How actually thinking outside the box can lead you to your muse
While outside the box thinking might be everywhere, most people have no idea what it really means to cast off uniformity and convention. By allowing yourself to see past the illusion of creative confinement, you open your mind to new ideas and inspirations that lay beyond the borders.
The box metaphor
Overdoing it a bit
Like that one song about how someone “Had a bad day” finds its way on every single radio station; you have the tendency to encounter “out of the box” allegorical terminology at just about every street corner and bus stop. Yet, despite its current ubiquitous trendiness, there is actually something about thinking outside that dull square box and how doing so can help you find creative inspiration.
The History of Thinking outside the Box
The term “think outside the box” first became popular in the 1960’s, where it was used by management consultants to help them describe the power of unorthodox thinking. While the box had its metaphorical connotations to “squareness” and “uniformity”, it was also used as a literal example with something called the Nine Dots Puzzle.
The nine dots puzzle consists of nine dots arranged in three rows of three in a square formation.
The trick was to connect all the dots with four straight contiguous lines.

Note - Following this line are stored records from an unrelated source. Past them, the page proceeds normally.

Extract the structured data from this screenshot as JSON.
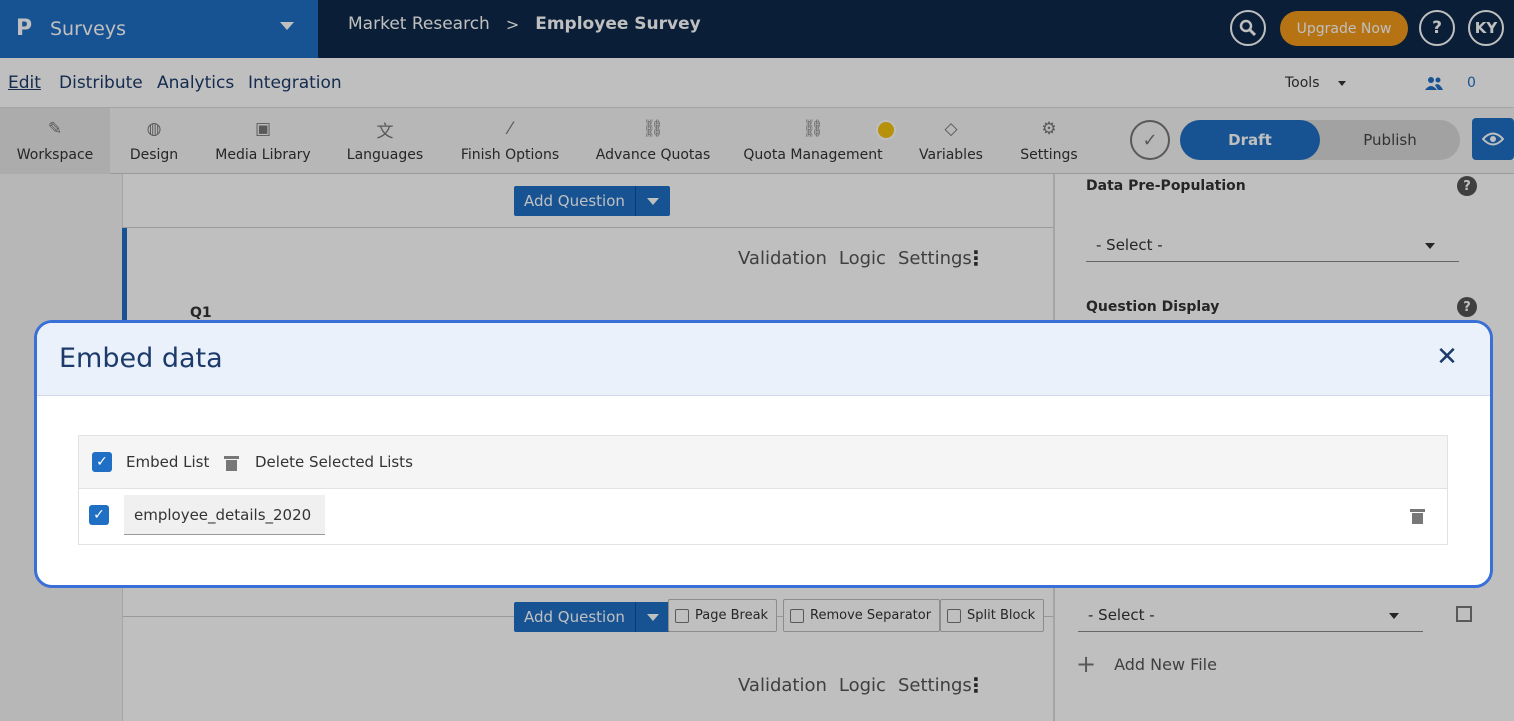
{
  "app": {
    "name": "Surveys",
    "logo": "P"
  },
  "breadcrumb": {
    "parent": "Market Research",
    "separator": ">",
    "current": "Employee Survey"
  },
  "header": {
    "upgrade_label": "Upgrade Now",
    "help_glyph": "?",
    "user_initials": "KY"
  },
  "menu": {
    "items": [
      "Edit",
      "Distribute",
      "Analytics",
      "Integration"
    ],
    "tools_label": "Tools",
    "collaborators_count": "0"
  },
  "toolbar": {
    "items": [
      "Workspace",
      "Design",
      "Media Library",
      "Languages",
      "Finish Options",
      "Advance Quotas",
      "Quota Management",
      "Variables",
      "Settings"
    ],
    "draft_label": "Draft",
    "publish_label": "Publish"
  },
  "workspace": {
    "add_question_label": "Add Question",
    "question_tabs": [
      "Validation",
      "Logic",
      "Settings"
    ],
    "question_number": "Q1",
    "page_break_label": "Page Break",
    "remove_separator_label": "Remove Separator",
    "split_block_label": "Split Block"
  },
  "right_panel": {
    "data_prepopulation_title": "Data Pre-Population",
    "question_display_title": "Question Display",
    "select_placeholder": "- Select -",
    "add_new_file_label": "Add New File"
  },
  "modal": {
    "title": "Embed data",
    "embed_list_label": "Embed List",
    "delete_selected_label": "Delete Selected Lists",
    "lists": [
      {
        "name": "employee_details_2020",
        "checked": true
      }
    ]
  },
  "colors": {
    "brand_blue": "#1f6fc5",
    "nav_dark": "#0e2a4a",
    "upgrade_orange": "#f39a1b",
    "modal_border": "#3a6fd8"
  }
}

Go on and try it before I show you the answer and what it pertains to thinking outside the box.
In order to use four straight lines to connect all nine dots, a person doing the puzzle is first going to have to change their perception of the nine dots. While arranged in a box formation, there is nothing in the rules that says that your lines need to be contained within the same square that the dots find themselves in. Yet, most of us take one look at this tidy little box and assume that our lines must also be contained within it. By doing so, the puzzle becomes impossible to solve. However, if you allow yourself to look past the box, the answer then comes to you.
To think outside the box means to throw out the false perceptions of creative uniformity that our minds all have the tendency to conform to and to allow ourselves to break free from the illusion of confinement that keeps us from truly finding our inspiration. Just like you need to see past the box to solve this puzzle, you might also need to see past your assumptions in order to reach your creative goal.
In order to tell a story, sometimes a film maker might need to throw out the perception that his film needs to follow a traditional timeline (Momento and Pulp Fiction are good examples).
- Physical Reality:
In order to paint what is really on their mind, painters might need to throw the creatively confining notion that their art should imitate life (abstract expressionism).
In order to come up with a new and invigorating wardrobe, a clothing designer might need to throw out the conventional ideas people have about certain clothing items (anything Lady gaga wears).
Whatever artistic or creative endeavor you might have, it pays to be able to think outside the confining box of uniformity. Next time you are brainstorming for new ideas, allow yourself to see past these invisible barriers and ask yourself where in the rulebook does it say that you cannot do this or that. By doing so, you might be able to find a new creative solution or come up with a new completely new way of doing things.